Many people are unfamiliar with all the options that are available for water treatment. This can lead to confusion, and expert advice may be needed to understand which method is best suited to your local water conditions. One of the most popular types of water filtration uses activated carbon as the filtration media. This can be a good option for many people, but it can offer some drawbacks in certain situations. In this article, we will look at what activated carbon is and some of the pros and cons for using it in your water filtration system at home. 

Activated Carbon Filtration: water-3-1321154

These filters work by absorbing contaminants into an activated carbon filter medium. This will remove and any unwanted tastes or odors, along with any volatile man made organic contaminants. The efficiency of the system will depend upon a few different factors, including the type of activated carbon installed, the contact time between the filter and the water, the concentration of contaminants and the filter bed depth. An activated carbon filter is recommended only for water where no bacteria are present. A carbon filter is easy to install, simple to maintain and cheap to run unless the unit is an unusual model that needs specialized waste handling.  

The Pros of Activated Carbon: 

This filter media is very effective at removing and even improving the taste and odor of your drinking water. It can also remove other contaminants, such as iodine and chlorine residuals, radon, detergents, certain man-made chemicals (usually pesticides) and volatile organic chemicals (typically paint thinning products). It’s also possible to remove heavy metals and lead from your water supply, but this will need a specific type of activated carbon filter to be effective. 

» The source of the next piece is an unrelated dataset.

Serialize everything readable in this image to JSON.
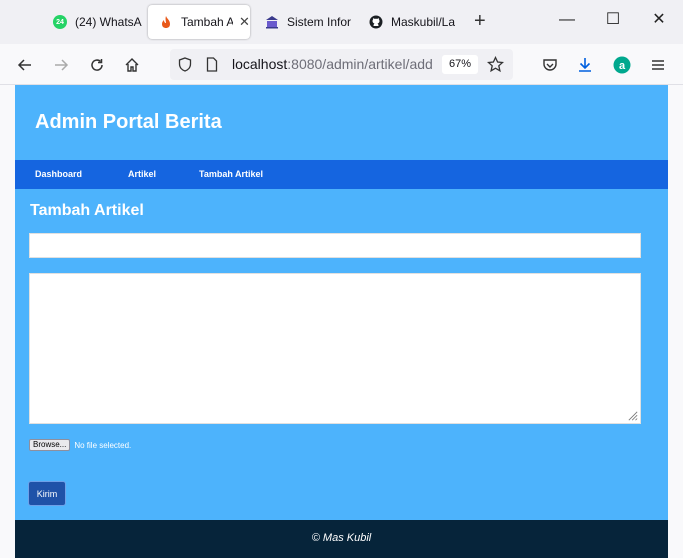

The Cons of Activated Carbon: 

Activated carbon will not remove certain material types from the water supply, such as nitrates, fluoride, sodium, microbes, and water hardening compounds. As you can see, these are all materials that are less than desirable. Many people use additional systems to remove these and/or a water softener if the water in their area is hard. 

In Conclusion: 

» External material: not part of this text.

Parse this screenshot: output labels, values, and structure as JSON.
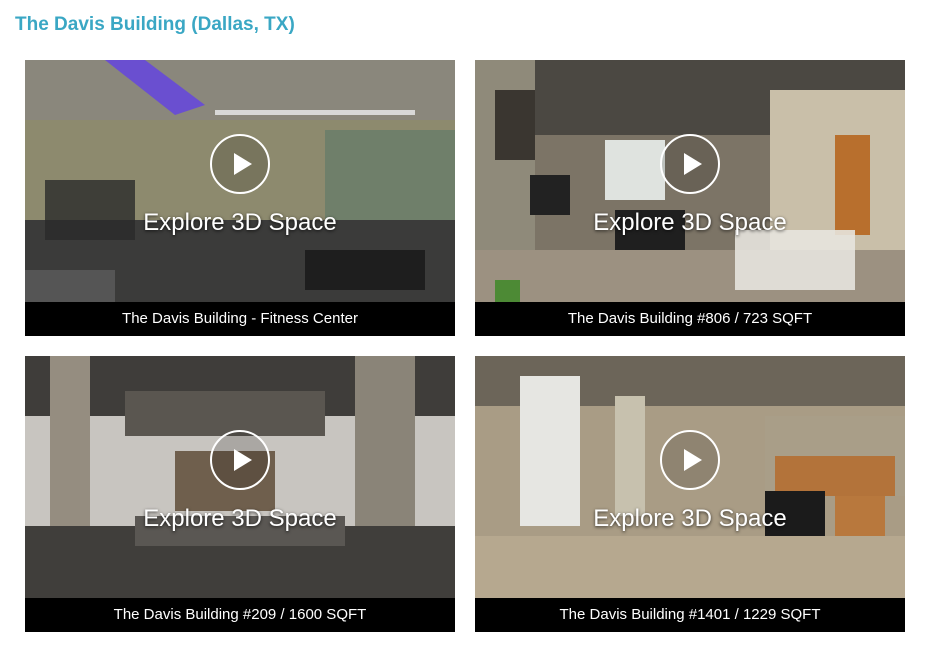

Activated carbon filters, don’t deal with every type of contaminant equally and the material used in the filter is designed to trap contaminants on the surface. Typically, this type of water filter is used with a pre-treatment filter for the removal of iron particles or sediment that would clog the carbon filter. This is necessary because when the filter becomes clogged, it can cause a drop in the water quality and pressure. 

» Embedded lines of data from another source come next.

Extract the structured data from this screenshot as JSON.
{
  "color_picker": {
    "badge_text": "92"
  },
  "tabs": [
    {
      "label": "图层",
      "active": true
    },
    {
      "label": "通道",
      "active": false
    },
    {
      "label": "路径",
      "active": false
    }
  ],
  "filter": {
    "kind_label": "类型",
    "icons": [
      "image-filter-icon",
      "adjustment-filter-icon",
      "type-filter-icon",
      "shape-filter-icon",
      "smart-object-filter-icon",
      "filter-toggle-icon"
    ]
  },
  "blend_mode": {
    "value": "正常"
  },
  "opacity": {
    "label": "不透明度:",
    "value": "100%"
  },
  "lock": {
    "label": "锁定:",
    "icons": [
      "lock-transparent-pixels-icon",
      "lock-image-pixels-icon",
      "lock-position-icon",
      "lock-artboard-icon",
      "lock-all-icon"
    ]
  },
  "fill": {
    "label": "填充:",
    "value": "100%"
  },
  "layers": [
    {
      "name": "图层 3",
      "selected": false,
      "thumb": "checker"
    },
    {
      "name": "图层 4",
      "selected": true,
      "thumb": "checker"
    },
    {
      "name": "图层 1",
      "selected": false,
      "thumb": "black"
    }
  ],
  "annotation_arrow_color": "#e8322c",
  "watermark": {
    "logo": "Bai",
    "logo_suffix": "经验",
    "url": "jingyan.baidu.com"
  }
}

If you’re considering installing an activated carbon filtration system in your home, talk to your local water treatment specialist first. They have essential knowledge about the water in your area and which water treatment methods will work best for you. There are all kinds of filtration systems and water softeners on the market to deal with a wide variety of water quality issues. Always ensure that you choose a water professional who is fully WQA certified to ensure that they give the best advice.

With more than 25 years experience in the residential and commercial water treatment space, Terry is a WQA (Water Quality Association) certified water specialist, LEVEL 3, as well as a WQA certified sales representative.  Terry currently sits on EcoWater Systems (a Berkshire Hathaway Company) national Peers committee, as a water treatment expert advising other water professionals with less experience on best trade and technology practices. EcoWater Systems of Nebraska is one of the biggest water treatment and water delivery businesses in the state.